## Task statement
Every line of the entries with the word "JSON" in it should be shown.

## Entries shown
_ _ _ _ _ _ _
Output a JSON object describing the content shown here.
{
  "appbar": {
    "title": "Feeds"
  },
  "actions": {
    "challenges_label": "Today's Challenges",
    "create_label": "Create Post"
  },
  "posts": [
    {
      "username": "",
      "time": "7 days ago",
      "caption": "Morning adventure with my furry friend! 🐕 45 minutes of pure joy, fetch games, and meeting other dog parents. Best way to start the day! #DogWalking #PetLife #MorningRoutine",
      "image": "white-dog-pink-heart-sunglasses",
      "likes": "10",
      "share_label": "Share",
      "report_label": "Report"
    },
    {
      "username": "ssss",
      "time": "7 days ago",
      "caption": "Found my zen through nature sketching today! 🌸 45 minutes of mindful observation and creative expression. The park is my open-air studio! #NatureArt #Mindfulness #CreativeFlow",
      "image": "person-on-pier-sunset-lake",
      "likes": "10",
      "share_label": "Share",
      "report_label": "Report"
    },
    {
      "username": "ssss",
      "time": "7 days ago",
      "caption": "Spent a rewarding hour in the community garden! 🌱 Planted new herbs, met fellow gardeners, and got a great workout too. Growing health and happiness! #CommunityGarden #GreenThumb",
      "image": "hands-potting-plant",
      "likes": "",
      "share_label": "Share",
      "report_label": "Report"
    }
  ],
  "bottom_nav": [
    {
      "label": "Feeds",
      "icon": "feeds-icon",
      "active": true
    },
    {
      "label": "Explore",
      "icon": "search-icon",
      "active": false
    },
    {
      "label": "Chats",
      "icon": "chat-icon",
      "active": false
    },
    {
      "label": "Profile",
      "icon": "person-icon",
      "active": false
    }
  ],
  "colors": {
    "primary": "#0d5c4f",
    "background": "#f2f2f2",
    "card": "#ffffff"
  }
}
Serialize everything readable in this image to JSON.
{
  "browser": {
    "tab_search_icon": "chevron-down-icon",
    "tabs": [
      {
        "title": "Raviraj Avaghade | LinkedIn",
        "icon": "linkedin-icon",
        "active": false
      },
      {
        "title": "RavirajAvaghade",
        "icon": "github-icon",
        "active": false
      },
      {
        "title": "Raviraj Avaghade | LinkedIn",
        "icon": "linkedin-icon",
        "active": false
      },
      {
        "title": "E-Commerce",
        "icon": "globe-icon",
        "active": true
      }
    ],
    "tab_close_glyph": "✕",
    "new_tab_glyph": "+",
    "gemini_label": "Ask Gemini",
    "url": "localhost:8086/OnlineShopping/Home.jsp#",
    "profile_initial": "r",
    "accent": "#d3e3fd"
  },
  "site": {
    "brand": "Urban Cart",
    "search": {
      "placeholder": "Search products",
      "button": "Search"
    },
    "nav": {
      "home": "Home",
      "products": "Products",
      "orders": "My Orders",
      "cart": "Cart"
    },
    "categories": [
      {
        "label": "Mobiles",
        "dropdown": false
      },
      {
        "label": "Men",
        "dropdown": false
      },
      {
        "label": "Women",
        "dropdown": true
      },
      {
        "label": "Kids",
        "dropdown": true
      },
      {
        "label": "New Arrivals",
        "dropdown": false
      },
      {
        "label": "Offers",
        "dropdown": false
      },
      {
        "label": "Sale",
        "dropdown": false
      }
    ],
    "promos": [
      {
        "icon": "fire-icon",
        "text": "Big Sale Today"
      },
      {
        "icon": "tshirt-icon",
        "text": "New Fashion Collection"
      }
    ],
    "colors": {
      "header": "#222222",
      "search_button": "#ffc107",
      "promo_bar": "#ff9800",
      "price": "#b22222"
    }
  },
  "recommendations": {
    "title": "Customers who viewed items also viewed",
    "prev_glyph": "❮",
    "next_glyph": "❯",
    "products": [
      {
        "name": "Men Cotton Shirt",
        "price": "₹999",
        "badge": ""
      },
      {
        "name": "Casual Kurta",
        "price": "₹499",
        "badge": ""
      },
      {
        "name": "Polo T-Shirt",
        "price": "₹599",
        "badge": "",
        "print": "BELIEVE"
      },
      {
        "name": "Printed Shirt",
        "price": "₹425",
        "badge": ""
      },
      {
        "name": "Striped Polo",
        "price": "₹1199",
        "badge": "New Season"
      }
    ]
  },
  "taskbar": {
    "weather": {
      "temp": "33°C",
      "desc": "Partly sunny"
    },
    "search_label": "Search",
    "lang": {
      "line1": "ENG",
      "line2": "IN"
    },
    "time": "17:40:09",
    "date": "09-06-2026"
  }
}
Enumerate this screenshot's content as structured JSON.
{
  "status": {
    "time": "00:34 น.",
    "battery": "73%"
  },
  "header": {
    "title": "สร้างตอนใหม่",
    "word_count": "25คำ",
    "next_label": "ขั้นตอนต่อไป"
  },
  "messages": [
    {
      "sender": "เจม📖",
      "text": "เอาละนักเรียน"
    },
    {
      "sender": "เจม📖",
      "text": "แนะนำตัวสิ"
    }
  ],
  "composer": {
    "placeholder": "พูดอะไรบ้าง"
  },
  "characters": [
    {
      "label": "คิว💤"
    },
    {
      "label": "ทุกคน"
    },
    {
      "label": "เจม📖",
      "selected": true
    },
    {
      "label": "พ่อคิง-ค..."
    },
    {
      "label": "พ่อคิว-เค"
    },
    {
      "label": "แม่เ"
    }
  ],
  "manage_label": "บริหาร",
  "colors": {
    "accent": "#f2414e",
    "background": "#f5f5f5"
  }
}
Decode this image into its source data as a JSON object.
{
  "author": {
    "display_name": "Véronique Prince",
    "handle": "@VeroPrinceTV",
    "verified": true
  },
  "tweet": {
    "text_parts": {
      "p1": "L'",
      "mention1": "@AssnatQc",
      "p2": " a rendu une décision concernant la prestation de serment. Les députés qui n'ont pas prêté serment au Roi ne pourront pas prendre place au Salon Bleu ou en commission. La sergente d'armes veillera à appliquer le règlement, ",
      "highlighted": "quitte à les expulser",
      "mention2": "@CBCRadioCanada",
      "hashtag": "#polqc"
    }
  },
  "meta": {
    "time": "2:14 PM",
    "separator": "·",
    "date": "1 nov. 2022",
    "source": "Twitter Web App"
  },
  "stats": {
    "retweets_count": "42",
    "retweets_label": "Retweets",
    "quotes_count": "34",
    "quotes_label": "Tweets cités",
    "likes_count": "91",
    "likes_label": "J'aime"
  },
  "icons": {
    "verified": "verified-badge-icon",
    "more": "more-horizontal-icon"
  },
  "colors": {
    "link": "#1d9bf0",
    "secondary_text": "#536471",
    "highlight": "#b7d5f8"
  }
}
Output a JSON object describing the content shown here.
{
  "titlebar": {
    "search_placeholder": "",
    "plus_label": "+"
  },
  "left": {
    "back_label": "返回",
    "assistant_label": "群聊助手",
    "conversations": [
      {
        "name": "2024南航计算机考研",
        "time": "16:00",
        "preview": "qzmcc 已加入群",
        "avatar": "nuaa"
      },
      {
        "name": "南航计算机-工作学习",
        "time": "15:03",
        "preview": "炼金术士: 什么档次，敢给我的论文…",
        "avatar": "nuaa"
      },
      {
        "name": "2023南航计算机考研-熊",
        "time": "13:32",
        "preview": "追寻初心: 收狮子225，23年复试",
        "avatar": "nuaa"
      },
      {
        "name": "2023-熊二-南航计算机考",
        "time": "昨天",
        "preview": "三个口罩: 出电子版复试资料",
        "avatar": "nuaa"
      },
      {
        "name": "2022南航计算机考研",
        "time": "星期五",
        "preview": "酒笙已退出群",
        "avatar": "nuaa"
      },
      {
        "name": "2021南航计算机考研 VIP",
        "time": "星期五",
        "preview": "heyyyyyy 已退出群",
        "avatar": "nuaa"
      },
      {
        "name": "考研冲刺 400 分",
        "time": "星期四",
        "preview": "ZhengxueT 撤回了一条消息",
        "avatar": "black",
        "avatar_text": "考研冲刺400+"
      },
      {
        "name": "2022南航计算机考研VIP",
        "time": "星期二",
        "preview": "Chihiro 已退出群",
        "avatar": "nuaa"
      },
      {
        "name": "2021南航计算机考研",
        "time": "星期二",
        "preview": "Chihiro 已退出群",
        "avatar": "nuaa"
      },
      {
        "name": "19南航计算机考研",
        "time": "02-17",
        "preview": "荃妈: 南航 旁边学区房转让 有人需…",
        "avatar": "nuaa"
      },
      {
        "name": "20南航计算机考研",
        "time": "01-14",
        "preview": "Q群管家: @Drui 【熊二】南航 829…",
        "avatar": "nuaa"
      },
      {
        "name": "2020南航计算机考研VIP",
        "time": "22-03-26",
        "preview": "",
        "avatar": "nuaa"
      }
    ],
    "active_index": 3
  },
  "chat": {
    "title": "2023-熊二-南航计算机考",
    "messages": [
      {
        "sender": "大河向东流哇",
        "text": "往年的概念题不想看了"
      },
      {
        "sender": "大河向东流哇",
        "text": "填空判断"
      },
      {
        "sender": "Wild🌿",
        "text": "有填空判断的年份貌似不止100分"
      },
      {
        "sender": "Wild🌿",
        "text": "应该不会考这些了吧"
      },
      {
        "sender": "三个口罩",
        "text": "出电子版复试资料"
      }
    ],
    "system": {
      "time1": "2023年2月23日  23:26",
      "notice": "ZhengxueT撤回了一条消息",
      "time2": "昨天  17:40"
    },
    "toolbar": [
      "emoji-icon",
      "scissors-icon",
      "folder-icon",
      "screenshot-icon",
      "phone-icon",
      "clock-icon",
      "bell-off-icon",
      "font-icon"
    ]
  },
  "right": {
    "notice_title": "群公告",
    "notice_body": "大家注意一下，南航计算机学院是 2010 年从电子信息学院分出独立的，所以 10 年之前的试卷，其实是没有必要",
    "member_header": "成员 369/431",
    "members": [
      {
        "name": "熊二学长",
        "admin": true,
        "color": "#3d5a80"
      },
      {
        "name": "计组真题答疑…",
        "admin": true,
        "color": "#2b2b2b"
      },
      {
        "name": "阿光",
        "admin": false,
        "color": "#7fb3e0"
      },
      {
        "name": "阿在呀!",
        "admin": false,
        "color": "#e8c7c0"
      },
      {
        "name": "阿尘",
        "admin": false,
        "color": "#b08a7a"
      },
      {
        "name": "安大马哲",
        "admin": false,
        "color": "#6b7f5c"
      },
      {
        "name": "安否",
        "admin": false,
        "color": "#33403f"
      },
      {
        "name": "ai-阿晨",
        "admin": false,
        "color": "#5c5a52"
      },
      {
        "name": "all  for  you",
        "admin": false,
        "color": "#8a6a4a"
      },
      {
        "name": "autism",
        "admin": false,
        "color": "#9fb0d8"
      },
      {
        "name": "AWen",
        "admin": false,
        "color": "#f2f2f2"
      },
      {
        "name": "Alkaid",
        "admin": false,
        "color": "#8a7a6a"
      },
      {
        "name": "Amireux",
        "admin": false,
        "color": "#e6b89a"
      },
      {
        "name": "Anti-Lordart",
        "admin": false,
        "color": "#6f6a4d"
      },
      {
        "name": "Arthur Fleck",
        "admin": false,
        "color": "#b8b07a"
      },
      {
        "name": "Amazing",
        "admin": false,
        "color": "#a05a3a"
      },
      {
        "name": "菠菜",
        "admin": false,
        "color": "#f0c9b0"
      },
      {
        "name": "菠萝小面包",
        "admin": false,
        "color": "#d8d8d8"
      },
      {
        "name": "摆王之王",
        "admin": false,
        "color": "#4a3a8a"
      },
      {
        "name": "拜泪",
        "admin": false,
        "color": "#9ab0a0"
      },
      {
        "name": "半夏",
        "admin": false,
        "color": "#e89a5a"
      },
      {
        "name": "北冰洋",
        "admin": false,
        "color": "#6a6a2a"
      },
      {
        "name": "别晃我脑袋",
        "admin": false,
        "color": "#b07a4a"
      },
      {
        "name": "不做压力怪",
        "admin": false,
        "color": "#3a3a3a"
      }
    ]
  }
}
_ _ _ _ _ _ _
## Reply
Output a JSON object describing the content shown here.
Serialize everything readable in this image to JSON.
Enumerate this screenshot's content as structured JSON.
Decode this image into its source data as a JSON object.
Output a JSON object describing the content shown here.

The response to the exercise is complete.